Sometimes, all that’s needed for a new beginning is a fresh coat of paint.
The newly named Art Horsell Deschutes Post Number 4108 for the Veterans of Foreign Wars got a new outdoor paint job.
The task, completed Friday morning, is the culmination of months of planning and donations and a week of labor.
“We noticed it needed some help,” said Ricardo Cisneros, co-owner of S&C Painting Solutions.
“It’s essentially just metal,” said Andrew Soriano, the other co-owner, about the paint previous paint job. “The paint fully came off four to five years ago.”
Formerly covered with paint chipped and weary, the post got a fresh coat of promise.
“It took over a week in total,” Soriano said.
A week and four painters to paint the entire outside of the building including signs, metal doors and window sills.
“As far as the paint that was donated, it was about 80 gallons from Miller,” Soriano said.
“I didn’t know that they were painting the sign up there and doing the different colors and it used to be just white,” said James Russum, the Commander for the Redmond VFW.
“Being a veteran myself and a newer business owner, we wanted to have a way to put our name out there and also show our appreciation to our community,” Cisneros said.
And in doing so, the VFW hall, built around 1959, can continue to serve with a charm unique to its members.
“One of the things they wanted was a battleship gray entryway to you know go with the whole VFW sort of thing and it was powder blue,” Soriano said. “So it was pretty beat up, pretty beat down by the sun and bleached up. To see that and this whole area right here is probably my favorite part because it really pops.”
The building pops in each before and after photo, showing the care put into each paint stroke.
By refreshing the paint, there’s a hope the posts’ tradition will refresh for a younger audience.
“I think it will also help to get veterans my age to come along, which is a lot of my goals right now to continue it on,” Russum said.
Continuing on a tradition of honoring veterans and the Central Oregon Spirit.

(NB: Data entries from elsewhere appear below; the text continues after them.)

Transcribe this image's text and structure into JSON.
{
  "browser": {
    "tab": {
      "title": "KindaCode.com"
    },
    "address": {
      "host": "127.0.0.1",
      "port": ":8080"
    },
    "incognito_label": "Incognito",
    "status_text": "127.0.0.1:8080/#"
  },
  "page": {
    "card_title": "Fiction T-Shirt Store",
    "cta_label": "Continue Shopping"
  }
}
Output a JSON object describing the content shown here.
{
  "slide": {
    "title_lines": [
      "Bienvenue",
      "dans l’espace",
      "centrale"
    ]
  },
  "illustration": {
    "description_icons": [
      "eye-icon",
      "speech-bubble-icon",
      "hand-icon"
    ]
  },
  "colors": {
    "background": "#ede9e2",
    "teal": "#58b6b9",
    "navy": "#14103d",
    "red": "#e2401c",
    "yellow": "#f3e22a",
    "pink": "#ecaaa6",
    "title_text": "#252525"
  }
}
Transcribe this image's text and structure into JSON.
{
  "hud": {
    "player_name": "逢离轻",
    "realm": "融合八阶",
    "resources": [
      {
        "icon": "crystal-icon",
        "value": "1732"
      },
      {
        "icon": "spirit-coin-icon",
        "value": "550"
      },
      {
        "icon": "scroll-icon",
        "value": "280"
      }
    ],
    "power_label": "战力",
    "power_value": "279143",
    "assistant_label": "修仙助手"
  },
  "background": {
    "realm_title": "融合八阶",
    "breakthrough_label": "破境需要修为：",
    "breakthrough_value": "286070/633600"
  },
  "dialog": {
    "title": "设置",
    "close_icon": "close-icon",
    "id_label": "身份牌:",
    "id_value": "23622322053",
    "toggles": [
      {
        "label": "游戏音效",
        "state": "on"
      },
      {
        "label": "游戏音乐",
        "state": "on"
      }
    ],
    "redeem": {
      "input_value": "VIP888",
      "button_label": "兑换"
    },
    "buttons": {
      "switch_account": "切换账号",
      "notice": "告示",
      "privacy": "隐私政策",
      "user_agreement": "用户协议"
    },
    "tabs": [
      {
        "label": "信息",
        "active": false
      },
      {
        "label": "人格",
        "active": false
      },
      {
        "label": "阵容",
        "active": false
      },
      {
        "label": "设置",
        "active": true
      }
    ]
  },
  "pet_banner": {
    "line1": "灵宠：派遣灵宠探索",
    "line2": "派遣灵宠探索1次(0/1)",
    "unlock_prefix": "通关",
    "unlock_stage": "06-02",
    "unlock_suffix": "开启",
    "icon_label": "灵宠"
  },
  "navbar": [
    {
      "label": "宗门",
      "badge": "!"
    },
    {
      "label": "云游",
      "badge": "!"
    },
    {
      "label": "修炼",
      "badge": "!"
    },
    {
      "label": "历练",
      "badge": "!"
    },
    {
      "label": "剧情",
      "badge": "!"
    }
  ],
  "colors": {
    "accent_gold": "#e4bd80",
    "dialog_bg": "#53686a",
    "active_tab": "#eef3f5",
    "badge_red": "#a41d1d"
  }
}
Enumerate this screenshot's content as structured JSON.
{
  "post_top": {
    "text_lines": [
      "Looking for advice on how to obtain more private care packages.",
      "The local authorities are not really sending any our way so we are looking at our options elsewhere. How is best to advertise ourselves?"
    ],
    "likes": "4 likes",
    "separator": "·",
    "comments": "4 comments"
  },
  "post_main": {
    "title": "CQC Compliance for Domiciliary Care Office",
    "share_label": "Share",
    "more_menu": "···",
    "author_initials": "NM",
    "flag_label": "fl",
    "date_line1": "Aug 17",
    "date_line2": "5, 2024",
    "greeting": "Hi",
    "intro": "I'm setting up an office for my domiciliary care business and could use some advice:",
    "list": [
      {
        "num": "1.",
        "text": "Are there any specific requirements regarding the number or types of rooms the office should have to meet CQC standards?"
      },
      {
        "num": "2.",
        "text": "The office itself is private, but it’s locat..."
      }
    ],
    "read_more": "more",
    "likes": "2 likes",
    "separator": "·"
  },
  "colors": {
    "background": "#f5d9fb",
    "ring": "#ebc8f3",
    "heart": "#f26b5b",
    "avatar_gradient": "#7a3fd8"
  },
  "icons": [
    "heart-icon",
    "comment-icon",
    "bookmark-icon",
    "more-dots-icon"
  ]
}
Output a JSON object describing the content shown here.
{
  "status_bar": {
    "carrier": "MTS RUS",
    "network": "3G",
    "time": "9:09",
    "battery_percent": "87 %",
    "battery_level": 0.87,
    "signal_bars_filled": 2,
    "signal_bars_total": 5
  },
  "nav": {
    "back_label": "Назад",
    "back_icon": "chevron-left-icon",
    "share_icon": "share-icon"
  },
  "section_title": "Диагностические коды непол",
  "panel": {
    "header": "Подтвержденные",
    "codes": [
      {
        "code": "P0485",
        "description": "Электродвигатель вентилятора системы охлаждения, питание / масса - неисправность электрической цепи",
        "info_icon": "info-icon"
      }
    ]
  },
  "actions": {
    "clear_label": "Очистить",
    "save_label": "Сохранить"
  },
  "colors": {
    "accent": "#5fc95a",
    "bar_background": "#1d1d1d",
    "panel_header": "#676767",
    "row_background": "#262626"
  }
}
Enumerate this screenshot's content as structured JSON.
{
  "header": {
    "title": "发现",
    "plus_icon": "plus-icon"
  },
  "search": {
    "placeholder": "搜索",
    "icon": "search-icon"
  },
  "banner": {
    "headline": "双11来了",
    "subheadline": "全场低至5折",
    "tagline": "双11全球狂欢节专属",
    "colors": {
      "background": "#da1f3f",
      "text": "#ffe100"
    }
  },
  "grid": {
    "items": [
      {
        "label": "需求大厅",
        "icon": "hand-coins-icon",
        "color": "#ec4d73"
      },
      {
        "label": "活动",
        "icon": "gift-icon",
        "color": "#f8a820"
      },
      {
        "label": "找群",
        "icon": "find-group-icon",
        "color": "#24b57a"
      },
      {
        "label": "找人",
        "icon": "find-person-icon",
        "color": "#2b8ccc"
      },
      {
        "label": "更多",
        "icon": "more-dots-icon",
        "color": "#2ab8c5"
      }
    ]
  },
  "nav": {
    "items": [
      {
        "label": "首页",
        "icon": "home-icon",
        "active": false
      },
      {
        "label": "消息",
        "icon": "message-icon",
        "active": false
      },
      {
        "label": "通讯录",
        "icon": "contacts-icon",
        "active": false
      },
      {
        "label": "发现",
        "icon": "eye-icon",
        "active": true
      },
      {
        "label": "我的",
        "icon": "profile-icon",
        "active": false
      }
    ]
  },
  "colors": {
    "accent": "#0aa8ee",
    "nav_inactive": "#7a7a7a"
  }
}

“I mean, this is a small community, I know Bend, Redmond is getting bigger everyday but for us it’s small, it’s tight-knit,” Soriano said.